TASK STATEMENT: State the number of lines in the following material that contain the string "block", and nothing else.
::::
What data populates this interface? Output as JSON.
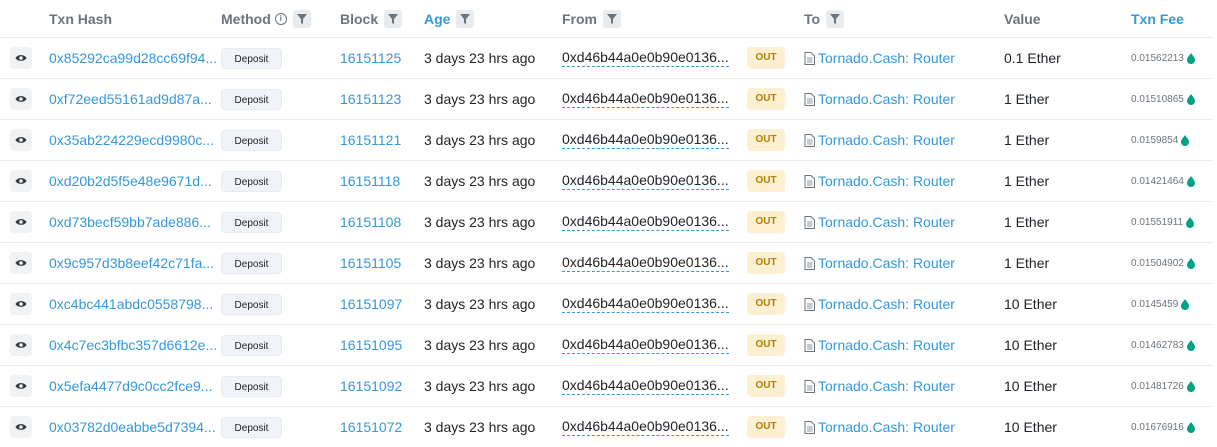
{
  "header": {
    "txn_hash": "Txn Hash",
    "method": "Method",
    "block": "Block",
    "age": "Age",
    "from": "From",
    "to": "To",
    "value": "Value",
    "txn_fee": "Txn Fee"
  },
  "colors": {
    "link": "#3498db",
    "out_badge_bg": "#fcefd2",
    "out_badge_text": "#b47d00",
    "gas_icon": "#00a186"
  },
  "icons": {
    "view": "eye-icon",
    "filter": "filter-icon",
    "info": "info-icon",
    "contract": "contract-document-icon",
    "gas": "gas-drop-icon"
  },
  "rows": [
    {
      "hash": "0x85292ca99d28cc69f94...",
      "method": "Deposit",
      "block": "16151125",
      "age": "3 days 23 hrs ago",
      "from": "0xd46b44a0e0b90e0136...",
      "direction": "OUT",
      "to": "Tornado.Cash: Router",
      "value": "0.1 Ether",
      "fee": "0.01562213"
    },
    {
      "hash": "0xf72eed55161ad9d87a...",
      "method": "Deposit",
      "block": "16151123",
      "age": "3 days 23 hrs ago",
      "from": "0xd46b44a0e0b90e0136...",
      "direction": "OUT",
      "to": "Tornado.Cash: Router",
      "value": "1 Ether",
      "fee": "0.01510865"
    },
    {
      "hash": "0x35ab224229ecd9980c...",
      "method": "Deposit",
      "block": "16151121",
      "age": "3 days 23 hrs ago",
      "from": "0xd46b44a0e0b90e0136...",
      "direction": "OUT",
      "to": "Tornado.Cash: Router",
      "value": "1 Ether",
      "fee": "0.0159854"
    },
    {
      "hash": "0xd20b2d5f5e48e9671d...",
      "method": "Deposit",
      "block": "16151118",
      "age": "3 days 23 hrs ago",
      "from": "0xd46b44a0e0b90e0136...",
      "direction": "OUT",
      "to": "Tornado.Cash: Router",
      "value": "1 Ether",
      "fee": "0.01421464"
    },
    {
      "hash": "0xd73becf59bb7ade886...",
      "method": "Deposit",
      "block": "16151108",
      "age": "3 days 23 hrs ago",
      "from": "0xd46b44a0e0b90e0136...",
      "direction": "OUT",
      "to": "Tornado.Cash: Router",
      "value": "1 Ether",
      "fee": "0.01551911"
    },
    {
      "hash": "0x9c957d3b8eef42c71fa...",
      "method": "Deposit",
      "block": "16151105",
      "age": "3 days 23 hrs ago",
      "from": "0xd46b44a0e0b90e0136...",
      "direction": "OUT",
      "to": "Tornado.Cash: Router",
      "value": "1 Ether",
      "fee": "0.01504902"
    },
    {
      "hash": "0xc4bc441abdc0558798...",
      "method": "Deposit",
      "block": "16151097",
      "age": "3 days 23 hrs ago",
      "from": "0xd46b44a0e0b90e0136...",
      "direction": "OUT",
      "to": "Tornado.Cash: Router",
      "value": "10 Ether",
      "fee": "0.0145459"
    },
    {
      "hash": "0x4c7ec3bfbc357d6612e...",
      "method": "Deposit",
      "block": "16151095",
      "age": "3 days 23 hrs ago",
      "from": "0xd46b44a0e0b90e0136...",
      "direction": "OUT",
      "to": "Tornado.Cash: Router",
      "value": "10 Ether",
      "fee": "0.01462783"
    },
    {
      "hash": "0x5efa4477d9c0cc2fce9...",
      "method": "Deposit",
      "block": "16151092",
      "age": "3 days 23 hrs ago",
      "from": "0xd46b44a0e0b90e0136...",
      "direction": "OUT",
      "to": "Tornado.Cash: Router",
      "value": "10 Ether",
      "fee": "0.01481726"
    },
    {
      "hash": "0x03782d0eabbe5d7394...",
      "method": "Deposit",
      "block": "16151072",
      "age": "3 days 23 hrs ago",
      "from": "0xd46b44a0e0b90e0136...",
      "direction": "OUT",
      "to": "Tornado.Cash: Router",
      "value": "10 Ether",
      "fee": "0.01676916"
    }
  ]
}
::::
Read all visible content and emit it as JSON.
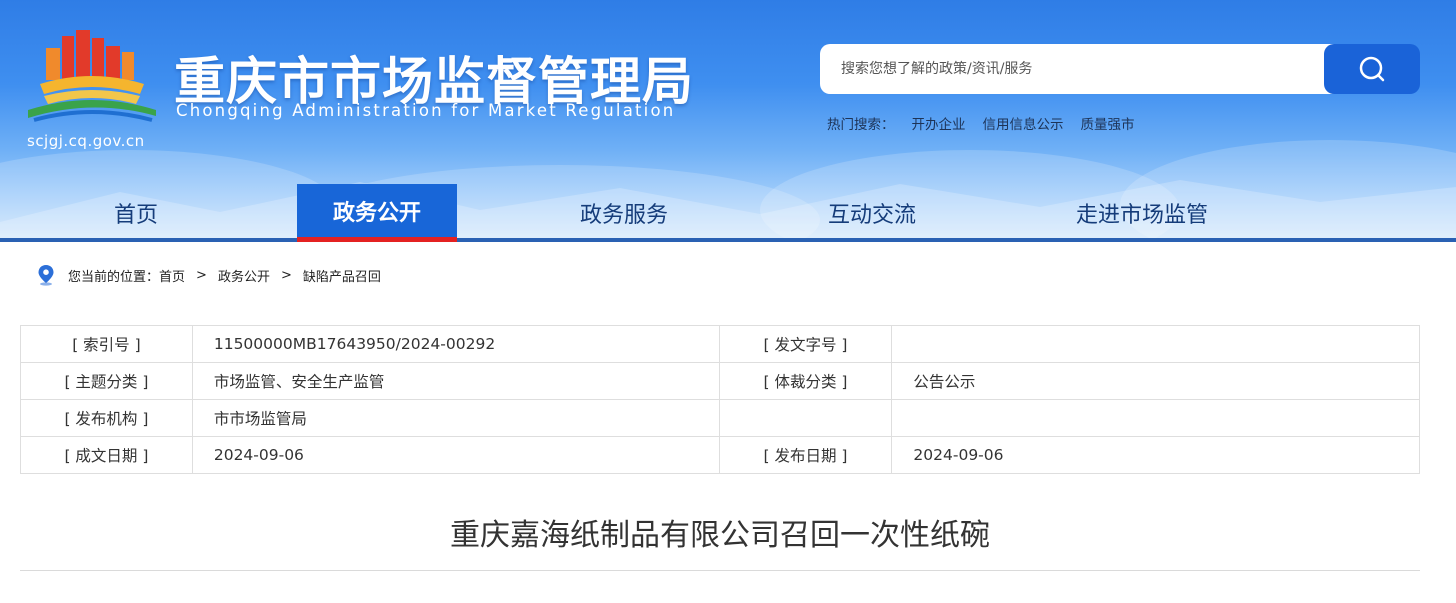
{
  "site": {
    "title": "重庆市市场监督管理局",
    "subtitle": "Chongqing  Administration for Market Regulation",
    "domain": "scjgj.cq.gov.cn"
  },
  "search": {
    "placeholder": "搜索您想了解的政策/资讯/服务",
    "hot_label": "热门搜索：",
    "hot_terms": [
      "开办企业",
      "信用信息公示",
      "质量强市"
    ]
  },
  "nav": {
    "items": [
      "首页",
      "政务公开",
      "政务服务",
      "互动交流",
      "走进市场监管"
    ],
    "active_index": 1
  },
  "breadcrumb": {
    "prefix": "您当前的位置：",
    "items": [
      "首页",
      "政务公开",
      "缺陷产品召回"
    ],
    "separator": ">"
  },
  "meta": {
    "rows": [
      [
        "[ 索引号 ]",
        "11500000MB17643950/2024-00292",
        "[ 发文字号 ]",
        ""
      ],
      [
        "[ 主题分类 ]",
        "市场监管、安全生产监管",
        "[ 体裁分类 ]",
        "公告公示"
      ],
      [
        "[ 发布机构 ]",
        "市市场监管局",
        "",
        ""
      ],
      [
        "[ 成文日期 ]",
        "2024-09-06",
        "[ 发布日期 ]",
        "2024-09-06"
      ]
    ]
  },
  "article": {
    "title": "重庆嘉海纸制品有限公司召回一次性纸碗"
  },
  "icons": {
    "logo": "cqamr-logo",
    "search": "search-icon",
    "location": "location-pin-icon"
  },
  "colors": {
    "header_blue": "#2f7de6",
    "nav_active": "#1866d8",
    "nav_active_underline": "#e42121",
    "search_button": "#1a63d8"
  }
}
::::
RESPONSE AREA: 11